felt that statement is very accurate, so a compliment like that really hit
Lamitschka: What’s your favorite song that you wish
you could have recorded?
Answer: If parallel universes existed, and I had the
ability to steal a song and record it
as my own? I’d have to say Jason Davis’s
version of Bootleg John. That version is an absolute monster. We cover it live, but Jason’s recording is just
Lamitschka: What message would you like to send your
Answer: Thanks for
listening, we appreciate your allegiance to bluegrass music more than you’ll
ever know. If you aren’t hearing
Unspoken Tradition on your local radio stations, request us. Who knows…with enough momentum, maybe a
European tour could happen!!!
Lamitschka: Fans are
always hungry for good road stories.
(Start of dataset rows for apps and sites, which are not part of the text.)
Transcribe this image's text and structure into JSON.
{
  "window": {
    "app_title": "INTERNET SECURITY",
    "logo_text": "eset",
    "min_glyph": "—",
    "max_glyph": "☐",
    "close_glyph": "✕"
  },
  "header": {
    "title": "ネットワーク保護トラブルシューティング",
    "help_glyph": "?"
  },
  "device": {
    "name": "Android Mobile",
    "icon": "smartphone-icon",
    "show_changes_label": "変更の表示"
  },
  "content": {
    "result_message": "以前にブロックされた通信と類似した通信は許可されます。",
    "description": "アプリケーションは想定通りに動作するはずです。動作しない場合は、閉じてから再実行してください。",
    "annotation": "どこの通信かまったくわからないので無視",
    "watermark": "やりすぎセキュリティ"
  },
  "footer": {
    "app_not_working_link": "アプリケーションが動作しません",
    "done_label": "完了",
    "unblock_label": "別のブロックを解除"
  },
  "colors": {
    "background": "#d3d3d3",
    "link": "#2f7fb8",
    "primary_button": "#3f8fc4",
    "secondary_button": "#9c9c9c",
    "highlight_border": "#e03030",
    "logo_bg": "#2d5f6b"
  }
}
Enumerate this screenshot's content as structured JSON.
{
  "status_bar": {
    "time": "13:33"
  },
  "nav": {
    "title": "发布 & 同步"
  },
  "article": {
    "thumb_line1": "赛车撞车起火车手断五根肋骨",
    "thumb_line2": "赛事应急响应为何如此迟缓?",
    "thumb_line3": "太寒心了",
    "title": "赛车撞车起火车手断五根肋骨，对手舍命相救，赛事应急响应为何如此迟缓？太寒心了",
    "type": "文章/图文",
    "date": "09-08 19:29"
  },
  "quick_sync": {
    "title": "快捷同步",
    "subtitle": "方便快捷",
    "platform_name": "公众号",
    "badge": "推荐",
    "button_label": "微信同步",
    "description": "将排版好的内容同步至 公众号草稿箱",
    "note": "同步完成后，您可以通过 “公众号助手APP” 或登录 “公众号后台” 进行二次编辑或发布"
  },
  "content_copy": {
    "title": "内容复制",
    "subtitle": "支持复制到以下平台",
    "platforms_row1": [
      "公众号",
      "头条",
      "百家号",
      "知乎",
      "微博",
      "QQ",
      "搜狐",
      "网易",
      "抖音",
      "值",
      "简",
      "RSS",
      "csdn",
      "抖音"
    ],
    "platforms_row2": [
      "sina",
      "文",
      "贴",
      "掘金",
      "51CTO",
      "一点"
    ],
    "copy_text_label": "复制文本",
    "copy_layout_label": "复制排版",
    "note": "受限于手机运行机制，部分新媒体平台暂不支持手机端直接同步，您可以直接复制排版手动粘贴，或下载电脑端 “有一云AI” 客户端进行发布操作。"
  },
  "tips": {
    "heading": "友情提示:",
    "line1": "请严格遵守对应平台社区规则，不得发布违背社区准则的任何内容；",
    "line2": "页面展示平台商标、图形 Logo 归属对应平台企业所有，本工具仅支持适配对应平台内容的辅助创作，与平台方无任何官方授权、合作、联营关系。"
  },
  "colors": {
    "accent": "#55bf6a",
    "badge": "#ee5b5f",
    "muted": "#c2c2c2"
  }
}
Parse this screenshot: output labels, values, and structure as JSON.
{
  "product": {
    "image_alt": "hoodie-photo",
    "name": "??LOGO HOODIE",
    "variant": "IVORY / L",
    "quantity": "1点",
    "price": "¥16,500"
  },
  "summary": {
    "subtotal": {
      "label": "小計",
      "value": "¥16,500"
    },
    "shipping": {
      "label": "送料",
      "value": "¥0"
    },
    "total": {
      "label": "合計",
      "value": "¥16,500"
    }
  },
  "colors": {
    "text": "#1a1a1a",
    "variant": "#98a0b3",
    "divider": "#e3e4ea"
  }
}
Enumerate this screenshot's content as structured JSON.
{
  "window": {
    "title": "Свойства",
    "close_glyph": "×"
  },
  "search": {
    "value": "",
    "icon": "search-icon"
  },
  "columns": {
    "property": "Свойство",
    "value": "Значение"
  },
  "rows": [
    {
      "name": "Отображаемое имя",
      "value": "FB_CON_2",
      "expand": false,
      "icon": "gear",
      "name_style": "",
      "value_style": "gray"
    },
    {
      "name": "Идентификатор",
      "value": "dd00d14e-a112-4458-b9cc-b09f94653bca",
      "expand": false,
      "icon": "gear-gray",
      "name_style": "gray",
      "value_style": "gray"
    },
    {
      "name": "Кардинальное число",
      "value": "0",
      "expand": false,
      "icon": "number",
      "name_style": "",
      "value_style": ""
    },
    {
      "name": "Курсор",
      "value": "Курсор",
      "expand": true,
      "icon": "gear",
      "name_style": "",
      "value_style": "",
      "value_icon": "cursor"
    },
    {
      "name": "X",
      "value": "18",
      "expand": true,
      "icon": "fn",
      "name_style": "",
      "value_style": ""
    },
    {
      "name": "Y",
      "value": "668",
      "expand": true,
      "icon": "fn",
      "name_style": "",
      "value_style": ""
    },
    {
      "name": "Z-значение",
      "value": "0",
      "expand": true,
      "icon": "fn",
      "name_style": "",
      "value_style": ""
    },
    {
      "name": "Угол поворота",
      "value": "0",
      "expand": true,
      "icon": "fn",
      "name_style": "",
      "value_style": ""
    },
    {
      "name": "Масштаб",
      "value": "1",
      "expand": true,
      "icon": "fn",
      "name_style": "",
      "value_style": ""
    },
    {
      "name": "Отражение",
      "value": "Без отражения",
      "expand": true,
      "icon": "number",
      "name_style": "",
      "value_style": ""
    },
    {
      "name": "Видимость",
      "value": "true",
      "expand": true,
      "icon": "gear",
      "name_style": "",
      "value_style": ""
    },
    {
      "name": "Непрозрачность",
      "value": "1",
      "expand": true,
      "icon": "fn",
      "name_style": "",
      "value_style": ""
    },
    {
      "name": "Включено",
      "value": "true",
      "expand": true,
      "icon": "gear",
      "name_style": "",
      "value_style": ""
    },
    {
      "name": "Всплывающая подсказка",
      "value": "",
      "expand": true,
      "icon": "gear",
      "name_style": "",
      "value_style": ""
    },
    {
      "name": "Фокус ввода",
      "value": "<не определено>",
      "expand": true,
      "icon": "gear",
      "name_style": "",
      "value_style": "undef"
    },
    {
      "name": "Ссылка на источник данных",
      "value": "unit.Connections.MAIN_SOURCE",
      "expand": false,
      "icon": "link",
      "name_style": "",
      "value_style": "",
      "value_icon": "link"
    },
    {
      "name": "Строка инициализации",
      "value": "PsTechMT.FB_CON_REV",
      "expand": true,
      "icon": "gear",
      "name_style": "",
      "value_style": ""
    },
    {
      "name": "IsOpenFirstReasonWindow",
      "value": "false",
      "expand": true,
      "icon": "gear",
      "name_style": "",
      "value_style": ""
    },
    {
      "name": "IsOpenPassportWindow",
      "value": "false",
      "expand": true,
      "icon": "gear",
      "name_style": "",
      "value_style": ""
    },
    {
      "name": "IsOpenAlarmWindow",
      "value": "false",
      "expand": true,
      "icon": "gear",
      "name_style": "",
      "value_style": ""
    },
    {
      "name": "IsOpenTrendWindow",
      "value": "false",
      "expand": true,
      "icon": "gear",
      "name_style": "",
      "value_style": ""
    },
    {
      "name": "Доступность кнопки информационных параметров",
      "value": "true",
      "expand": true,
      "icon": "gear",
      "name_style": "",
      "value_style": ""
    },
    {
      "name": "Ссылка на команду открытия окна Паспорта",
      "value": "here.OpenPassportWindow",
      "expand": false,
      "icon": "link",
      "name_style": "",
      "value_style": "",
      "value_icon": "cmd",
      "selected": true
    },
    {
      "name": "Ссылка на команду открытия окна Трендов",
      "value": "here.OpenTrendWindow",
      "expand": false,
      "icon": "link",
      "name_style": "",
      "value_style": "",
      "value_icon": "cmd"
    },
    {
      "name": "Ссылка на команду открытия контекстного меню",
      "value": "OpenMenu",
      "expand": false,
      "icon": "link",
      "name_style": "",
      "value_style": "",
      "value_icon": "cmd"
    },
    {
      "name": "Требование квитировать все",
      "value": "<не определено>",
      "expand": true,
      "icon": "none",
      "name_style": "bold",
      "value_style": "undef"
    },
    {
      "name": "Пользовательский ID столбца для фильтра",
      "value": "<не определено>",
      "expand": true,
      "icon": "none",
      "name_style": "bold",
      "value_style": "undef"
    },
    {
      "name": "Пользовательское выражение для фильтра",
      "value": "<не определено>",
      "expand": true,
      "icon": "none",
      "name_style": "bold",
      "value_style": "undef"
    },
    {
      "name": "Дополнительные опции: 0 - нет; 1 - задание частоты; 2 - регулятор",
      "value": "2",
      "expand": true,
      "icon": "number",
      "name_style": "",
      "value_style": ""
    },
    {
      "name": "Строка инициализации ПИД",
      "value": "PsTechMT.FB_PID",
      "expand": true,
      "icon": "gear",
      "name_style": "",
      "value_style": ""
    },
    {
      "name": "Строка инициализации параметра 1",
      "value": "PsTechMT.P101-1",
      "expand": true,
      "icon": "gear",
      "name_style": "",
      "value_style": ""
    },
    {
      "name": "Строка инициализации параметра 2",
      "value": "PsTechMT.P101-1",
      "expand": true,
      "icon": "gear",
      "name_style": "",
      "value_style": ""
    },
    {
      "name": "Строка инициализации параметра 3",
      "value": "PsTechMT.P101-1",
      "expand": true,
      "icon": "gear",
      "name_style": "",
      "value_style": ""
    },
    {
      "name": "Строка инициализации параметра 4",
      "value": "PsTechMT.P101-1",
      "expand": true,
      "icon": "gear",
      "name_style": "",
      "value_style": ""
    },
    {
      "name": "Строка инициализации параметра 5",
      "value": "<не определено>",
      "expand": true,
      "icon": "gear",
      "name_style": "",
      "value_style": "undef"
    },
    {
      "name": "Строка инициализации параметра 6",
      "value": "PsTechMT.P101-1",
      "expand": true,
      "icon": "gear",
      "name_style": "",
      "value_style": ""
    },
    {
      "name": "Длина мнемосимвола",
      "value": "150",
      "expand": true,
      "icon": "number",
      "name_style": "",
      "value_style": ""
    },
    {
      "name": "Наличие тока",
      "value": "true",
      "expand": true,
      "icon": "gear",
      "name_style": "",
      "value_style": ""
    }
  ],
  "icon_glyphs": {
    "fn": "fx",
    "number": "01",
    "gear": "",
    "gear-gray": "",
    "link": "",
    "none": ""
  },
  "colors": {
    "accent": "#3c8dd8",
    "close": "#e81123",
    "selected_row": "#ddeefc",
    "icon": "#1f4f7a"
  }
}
Do you have one you can share with us
(come on don’t be shy)?
Answer: I have a couple to
Last summer we were booked to
play a festival in the Yukon territory of Canada. Zane (banjo) had never been in a plane, and pretty much refused to fly with the rest
of the band. He paid for his own train
ticket, and left 3 whole days before us, and we still beat him there. He didn’t pay for a sleeper, so he basically
rode 3 days with no shower, sleeping sitting up. He looked pretty rough when he got to Canada! On the first leg of his train trip, the train
hit an 18-wheeler that was crossing the tracks.
Luckily nobody was hurt, but it did delay his trip by almost 5
hours. We gave him such a hard time
about it, he flew back after the festival!
He’s since become much more comfortable flying, which is good.
Lamitschka: Describe what a perfect day is like for
Answer: The morning consists of a good cup of
coffee, a notebook, and a guitar. By
noon, I’m on the patio with my wife and dogs. In the evening….well, we’re still on the patio, but we’ve switched
from coffee to something stronger. I’d
accept a baseball game, or a great jam session as a possible back up plan.
Lamitschka: Most careers don’t last as long as
yours. What’s given your career the staying power?
Answer: It’s funny to think that Unspoken Tradition
has been in existence for 10 years. We’ve only been locally known for about 5 years…and we’re only just
begining to get recognition on a wider scale. But I think what has kept us going all these years, regardless of where
we were in this journey, was our passion and enjoyment of the art. All of us truly love what we’re doing, and
the people we’re working with (both inside and outside of the band). It’s been a long ride, but we’re really only
Christian Lamitschka ( Ch.Lamitschka@t-online.de ) for
Country Music News International Magazine & Radio Show